EXTRACTED DATA section start
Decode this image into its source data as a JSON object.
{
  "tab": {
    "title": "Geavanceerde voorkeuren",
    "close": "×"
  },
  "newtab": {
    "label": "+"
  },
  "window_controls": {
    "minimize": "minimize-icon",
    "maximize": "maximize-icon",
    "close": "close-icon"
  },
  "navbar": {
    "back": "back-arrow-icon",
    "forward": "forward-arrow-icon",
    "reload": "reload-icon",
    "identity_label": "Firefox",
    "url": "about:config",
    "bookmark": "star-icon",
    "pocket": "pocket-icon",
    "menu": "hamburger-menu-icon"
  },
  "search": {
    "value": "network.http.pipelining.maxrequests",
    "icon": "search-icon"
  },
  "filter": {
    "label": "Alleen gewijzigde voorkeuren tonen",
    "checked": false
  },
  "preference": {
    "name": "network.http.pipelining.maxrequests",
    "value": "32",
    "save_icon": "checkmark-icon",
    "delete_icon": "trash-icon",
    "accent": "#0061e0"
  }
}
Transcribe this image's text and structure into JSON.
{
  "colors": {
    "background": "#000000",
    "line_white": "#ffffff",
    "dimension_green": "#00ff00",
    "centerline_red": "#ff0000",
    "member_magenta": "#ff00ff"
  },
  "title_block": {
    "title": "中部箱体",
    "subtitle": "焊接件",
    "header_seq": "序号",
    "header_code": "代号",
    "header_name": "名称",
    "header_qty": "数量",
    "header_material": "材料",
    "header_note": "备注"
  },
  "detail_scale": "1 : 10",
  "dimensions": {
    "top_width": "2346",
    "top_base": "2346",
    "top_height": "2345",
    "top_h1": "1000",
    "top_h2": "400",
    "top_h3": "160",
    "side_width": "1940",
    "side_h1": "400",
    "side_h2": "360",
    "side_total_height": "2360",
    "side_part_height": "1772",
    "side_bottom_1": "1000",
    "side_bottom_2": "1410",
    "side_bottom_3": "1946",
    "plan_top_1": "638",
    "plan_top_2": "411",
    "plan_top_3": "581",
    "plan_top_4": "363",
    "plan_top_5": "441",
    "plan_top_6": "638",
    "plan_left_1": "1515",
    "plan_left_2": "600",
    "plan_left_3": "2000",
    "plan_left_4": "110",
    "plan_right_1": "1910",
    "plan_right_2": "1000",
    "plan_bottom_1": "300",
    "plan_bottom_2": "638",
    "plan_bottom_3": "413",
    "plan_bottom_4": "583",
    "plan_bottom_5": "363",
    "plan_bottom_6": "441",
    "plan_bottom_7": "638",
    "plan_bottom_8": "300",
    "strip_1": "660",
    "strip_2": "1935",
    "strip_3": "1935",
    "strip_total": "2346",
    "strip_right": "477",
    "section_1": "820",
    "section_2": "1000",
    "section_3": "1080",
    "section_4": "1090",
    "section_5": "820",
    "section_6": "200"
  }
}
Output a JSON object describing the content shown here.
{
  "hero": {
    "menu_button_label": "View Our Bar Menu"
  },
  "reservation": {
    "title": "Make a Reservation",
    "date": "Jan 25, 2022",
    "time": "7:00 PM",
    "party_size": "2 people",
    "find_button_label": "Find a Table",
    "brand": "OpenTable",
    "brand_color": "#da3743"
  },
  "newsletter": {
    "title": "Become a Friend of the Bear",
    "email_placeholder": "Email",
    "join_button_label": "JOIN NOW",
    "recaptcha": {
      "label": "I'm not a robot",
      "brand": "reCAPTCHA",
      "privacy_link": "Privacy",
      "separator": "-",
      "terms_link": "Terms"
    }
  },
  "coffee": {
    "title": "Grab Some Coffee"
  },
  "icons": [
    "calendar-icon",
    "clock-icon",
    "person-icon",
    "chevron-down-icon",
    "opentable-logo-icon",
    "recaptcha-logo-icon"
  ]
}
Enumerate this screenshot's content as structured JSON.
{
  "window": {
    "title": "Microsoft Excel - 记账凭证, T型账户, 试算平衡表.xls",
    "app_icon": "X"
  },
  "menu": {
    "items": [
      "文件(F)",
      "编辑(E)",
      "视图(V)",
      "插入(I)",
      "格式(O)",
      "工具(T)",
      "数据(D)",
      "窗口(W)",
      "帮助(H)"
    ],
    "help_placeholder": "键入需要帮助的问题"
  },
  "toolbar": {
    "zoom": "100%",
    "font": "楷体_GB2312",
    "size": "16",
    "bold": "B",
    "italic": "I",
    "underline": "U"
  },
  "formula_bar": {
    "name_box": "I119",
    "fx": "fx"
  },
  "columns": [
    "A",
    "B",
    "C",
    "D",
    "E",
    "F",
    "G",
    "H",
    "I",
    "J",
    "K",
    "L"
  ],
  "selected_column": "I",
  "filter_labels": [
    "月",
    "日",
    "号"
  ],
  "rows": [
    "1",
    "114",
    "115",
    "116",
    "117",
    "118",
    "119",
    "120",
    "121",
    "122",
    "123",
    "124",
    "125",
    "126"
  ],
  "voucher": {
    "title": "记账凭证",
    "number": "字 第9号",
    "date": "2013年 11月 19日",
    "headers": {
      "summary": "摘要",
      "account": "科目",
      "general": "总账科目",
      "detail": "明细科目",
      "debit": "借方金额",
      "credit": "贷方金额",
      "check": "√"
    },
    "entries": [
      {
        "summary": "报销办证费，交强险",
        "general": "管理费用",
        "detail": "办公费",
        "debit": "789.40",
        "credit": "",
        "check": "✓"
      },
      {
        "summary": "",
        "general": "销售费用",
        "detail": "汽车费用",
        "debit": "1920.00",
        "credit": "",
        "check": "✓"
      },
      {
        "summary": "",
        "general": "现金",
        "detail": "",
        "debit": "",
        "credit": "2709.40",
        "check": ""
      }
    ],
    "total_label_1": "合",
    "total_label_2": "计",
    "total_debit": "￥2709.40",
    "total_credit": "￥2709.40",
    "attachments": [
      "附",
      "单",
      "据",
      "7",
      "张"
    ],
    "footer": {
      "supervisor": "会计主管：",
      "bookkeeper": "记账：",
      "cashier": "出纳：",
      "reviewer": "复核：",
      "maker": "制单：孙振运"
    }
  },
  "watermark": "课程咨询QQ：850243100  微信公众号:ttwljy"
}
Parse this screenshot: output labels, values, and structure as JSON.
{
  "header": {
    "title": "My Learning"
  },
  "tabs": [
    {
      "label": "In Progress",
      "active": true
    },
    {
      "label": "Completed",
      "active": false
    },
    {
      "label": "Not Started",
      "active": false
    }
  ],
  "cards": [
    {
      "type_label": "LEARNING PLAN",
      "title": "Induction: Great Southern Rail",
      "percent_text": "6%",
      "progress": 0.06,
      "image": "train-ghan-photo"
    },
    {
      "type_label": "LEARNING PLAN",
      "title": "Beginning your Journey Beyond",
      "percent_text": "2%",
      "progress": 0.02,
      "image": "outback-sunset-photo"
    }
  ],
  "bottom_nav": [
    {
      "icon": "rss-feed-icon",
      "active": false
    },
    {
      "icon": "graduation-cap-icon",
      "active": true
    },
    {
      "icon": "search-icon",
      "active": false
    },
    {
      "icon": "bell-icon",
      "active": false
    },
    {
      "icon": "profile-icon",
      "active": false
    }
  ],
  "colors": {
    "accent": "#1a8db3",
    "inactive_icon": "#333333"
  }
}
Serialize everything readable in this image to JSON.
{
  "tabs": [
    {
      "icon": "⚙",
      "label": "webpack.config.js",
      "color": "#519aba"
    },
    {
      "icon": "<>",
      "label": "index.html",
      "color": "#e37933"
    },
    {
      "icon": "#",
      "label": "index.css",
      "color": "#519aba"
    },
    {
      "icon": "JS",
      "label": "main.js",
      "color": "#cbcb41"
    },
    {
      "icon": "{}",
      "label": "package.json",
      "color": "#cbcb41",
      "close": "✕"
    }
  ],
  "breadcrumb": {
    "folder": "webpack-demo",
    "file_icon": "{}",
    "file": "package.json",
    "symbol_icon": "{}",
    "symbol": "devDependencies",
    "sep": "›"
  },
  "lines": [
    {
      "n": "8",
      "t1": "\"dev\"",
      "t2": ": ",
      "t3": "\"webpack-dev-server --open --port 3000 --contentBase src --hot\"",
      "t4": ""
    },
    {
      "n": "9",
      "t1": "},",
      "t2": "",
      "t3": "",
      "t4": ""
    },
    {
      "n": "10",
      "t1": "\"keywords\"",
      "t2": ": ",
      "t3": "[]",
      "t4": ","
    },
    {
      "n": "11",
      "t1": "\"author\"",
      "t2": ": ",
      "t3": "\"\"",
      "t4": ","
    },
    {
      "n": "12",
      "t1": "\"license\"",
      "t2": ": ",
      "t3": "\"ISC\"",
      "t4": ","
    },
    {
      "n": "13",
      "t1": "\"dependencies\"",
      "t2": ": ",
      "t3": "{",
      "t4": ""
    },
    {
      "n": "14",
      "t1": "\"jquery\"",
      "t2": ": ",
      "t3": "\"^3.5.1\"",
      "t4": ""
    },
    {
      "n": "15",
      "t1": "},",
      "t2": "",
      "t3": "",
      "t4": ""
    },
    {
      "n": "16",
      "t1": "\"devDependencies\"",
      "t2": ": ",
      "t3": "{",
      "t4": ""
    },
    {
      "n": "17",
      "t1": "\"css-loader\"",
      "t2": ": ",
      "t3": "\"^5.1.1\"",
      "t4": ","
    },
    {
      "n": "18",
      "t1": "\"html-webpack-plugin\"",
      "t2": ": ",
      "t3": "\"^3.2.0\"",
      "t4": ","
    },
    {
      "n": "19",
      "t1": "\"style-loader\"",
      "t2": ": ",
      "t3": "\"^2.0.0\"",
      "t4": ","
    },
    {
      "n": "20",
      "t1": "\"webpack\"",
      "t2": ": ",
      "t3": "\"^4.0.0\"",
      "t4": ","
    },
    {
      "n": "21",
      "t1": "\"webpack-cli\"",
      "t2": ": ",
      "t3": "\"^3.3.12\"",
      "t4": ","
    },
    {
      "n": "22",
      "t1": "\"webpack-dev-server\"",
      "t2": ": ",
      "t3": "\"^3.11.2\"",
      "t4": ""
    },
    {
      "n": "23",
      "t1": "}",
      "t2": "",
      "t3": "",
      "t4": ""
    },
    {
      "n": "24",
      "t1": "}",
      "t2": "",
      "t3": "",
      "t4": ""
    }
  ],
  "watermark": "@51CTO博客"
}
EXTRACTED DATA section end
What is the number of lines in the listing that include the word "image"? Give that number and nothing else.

**OUTPUT FOR THIS EXERCISE:**
5